Your body increases the production of Growth Hormone while you’re in a fasting state, which is responsible for helping you build new tissues (especially in kids). In adults, GH is going to help you rebuild the muscles after a hard workout, which pulls resources from food you eat and internal storage. Extending your fast gives the body more GH to use for muscle building, and since your meals are being stored in the best way possible, the energy you take in is even more likely to be used to build up those sexy, rippling calf muscles!
IF also teaches you about your body, which is always a good thing. Hunger can come from a lot of sources (anxiety, pain, fatigue, etc) and IF will help you differentiate between hunger that is brought on by Emotion, Mind, or Body. Body Hunger is the feeling you get when your body is legitimately running low on fuel; it is “real” hunger. Emotional Hunger, also known as stress eating, is almost always brought on by negative emotions as a way to cope with your feelings. Mental Hunger is the mindset of eating on a specific schedule, so that you think you’re hungry based on timing, rather than based on physical needs.
What are the drawbacks to Intermittent Fasting?
I’ve taken myself through prolonged periods of IF several times, usually lasting between 3 weeks and 2 months depending on my goals at the time. Each time I experienced very few negatives about the method. I did notice a pattern that emerged during the first 7-10 days when I began a fasting plan. These effects actually reduced each time I started a new fasting plan, because my brain was better wired to deal with it after some practice. You’ll hit the same point, as well.
Hunger: The mind gets accustomed to things and forms habits, with eating being no different. You get into a timeline of when to eat, so you trick yourself into thinking you’re hungry when, physically, you’re not. Back in the day (like 10,000 years back) you didn’t see cavemen planning out their 6-meal day using the sun’s position in the sky. They ate when they could, and functioned just fine otherwise. Stick to your eating window and you’ll acclimate quickly.

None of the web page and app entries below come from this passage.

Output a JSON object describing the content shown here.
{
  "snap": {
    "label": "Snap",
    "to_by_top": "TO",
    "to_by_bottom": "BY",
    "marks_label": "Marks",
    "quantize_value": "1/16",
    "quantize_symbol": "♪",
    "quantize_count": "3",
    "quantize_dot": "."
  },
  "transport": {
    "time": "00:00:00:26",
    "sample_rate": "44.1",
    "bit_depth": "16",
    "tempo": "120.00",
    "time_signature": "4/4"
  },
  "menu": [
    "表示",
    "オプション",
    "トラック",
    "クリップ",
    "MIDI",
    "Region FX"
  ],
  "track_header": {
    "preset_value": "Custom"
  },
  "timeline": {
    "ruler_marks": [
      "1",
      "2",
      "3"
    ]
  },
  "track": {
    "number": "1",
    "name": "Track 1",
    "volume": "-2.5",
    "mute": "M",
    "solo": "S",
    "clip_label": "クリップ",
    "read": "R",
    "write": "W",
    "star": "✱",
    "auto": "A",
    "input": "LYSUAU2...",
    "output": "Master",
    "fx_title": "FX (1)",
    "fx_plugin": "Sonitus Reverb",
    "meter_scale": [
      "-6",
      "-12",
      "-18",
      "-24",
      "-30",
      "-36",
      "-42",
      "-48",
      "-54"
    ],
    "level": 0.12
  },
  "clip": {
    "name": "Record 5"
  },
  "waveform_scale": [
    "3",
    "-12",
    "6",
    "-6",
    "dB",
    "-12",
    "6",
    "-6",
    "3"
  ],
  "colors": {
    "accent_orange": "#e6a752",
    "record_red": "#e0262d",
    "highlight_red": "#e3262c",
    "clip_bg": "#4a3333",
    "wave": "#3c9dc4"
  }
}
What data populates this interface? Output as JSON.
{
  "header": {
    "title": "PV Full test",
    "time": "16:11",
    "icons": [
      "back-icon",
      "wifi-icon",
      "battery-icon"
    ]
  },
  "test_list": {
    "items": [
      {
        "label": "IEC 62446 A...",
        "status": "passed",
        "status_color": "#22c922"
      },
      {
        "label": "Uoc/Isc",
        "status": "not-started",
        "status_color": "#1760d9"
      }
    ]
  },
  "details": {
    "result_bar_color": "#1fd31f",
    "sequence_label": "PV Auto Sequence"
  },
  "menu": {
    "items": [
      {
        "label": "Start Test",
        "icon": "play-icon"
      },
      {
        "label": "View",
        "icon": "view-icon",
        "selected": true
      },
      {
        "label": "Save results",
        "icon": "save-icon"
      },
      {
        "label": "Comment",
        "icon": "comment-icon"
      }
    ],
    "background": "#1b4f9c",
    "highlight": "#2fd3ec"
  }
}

Grumpiness: Back to the brain again! You’ve convinced yourself it’s time to eat every 3 hours, and when you don’t your body starts sending false hunger signals all over the place. Hunger and a feeling of no longer being “on schedule” (humans really don’t like change) makes you feel grumpy and “off” for the first week or so. Or as the kids say, “you get hangry”. It’ll pass.
Low Energy: Some people report low energy during their fasting period as their body adjusts to the new eating routine. You may need to tone down your workouts during this period so you get used to using stored energy instead of food energy while exercising. Again, this usually passes in the first 7-10 days.
How does Intermittent Fasting relate to Starvation Mode?
It really doesn’t. Your body doesn’t start seeing issues from being underfed for about 80 hours, and IF is small-scale fasting for 16-24 hours at a time. You never enter a starvation state and thus IF is not dangerous from that perspective.
And that’s it! If you have any questions, you can email chris [at] crossfitcatonsville [dot] com and I’ll be happy to help!